Again, DOCU trading at a 30x 1-year forward P/E is in the context of EPS expected to climb 37% over the next 2 years. Our take is that the valuation here is compelling considering both the long-term potential and the earnings momentum which we believe has upside to the current consensus.

Is DOCU Stock A Buy, Sell, or Hold?

We rate DOCU as a buy with a price target for the year ahead at $79.00 per share representing a 40x multiple on the current consensus EPS for next year, fiscal 2024. Our thinking here is that a string of better-than-expected results over the next few quarters from what is now a low bar of expectations can drive revisions higher to earnings estimates. Getting into 2023, the stock would appear cheap with firming margins and fresh sales momentum.

Assuming the market environment towards equities and risk assets at least stabilizes, DOCU should lead higher as a high-quality earnings growth story. Longer-term, shares have significantly more upside as more enterprise-level customers adopt contract lifecycle management features.

The main risk to consider comes down to execution.

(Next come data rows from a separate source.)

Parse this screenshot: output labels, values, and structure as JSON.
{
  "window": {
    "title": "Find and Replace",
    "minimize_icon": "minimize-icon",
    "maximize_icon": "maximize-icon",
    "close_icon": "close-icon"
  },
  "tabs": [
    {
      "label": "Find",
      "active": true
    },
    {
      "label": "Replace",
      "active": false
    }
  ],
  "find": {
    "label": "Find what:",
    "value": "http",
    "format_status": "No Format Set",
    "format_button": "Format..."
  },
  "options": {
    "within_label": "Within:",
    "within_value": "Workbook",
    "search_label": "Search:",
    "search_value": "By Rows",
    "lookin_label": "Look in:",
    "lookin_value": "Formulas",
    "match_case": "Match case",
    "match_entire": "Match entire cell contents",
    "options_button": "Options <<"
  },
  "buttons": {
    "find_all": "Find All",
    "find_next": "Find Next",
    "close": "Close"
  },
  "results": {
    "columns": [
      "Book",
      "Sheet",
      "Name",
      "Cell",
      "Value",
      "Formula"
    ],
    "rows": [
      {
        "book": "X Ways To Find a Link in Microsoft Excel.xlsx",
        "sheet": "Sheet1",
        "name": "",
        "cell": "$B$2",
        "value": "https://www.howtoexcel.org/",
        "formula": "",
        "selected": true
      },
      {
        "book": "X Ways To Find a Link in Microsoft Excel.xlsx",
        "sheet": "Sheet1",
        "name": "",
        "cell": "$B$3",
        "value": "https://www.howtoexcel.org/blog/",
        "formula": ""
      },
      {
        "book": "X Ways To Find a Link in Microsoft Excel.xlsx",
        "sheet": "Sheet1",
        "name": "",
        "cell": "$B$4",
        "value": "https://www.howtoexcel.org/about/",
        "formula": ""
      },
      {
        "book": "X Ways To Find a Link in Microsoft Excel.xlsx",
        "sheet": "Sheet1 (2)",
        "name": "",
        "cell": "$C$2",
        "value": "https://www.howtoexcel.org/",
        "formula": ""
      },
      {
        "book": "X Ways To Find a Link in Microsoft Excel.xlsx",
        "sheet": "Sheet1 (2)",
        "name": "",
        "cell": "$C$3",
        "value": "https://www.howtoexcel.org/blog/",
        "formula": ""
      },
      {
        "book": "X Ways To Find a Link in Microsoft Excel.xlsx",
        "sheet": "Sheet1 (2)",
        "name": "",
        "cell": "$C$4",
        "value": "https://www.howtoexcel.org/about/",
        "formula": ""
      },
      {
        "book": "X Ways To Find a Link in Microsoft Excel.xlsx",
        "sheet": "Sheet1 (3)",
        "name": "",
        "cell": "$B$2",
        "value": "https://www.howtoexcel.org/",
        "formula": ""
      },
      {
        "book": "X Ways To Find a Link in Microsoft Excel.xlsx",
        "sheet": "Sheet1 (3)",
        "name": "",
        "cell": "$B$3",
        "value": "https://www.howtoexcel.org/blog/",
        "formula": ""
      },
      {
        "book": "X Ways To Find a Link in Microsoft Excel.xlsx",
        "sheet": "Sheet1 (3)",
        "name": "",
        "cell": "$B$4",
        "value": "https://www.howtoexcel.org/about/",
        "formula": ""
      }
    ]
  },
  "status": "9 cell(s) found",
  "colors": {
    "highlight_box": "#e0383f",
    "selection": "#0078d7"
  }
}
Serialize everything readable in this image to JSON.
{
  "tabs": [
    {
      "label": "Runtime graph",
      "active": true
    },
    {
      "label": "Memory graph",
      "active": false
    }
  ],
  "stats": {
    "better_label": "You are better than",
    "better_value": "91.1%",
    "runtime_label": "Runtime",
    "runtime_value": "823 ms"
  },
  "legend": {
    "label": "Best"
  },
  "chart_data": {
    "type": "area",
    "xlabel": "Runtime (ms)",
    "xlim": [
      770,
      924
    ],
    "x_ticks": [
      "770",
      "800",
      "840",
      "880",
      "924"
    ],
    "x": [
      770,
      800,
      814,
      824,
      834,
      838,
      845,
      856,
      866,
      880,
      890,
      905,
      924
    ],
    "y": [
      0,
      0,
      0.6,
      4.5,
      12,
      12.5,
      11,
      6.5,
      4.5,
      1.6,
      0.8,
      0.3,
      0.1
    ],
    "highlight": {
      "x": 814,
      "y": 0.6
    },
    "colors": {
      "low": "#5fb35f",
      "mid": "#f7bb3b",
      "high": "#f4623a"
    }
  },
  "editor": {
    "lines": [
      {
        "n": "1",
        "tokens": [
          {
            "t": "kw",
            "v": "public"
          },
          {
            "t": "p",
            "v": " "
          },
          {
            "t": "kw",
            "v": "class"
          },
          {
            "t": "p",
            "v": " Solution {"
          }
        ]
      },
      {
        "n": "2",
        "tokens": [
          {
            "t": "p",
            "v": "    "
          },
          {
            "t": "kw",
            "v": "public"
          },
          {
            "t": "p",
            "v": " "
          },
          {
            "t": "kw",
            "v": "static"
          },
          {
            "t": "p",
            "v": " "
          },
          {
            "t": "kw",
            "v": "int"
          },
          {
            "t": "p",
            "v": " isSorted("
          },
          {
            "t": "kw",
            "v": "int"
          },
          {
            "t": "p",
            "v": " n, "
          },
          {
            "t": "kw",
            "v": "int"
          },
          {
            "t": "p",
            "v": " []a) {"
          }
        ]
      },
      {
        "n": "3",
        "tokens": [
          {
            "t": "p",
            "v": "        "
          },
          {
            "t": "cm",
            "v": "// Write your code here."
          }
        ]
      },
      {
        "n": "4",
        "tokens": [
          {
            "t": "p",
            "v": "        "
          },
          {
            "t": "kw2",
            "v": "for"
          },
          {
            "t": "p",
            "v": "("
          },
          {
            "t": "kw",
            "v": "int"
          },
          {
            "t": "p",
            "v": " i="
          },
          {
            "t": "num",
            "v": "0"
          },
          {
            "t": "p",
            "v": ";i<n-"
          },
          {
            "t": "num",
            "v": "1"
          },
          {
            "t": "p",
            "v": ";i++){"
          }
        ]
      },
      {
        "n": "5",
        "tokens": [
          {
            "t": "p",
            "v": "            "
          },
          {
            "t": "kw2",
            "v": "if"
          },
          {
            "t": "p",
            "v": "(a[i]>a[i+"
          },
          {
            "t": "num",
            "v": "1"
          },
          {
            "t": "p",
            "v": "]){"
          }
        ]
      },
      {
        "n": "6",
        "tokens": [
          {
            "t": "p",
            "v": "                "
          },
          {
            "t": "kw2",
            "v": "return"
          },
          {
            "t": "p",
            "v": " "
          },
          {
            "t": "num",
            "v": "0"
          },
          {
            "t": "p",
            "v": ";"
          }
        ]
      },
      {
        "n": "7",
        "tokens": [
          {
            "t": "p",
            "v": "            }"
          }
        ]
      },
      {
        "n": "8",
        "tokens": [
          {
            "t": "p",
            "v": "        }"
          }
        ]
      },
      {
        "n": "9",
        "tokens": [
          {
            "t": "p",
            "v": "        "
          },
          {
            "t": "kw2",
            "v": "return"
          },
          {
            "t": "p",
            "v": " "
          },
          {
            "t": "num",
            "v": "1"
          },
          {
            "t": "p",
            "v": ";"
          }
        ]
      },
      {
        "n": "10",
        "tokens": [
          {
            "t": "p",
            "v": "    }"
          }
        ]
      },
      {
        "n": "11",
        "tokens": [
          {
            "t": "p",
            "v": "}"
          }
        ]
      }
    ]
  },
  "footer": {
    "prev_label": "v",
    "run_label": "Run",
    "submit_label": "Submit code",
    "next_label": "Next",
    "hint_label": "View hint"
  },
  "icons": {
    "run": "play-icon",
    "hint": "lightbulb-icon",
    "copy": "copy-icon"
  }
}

Weaker than expected results or disappointing trends in customer acquisition could open the door for another leg lower in the stock with a reassessment of the earnings potential. The net retention rate and free cash flow trends are key monitoring points in the upcoming quarters.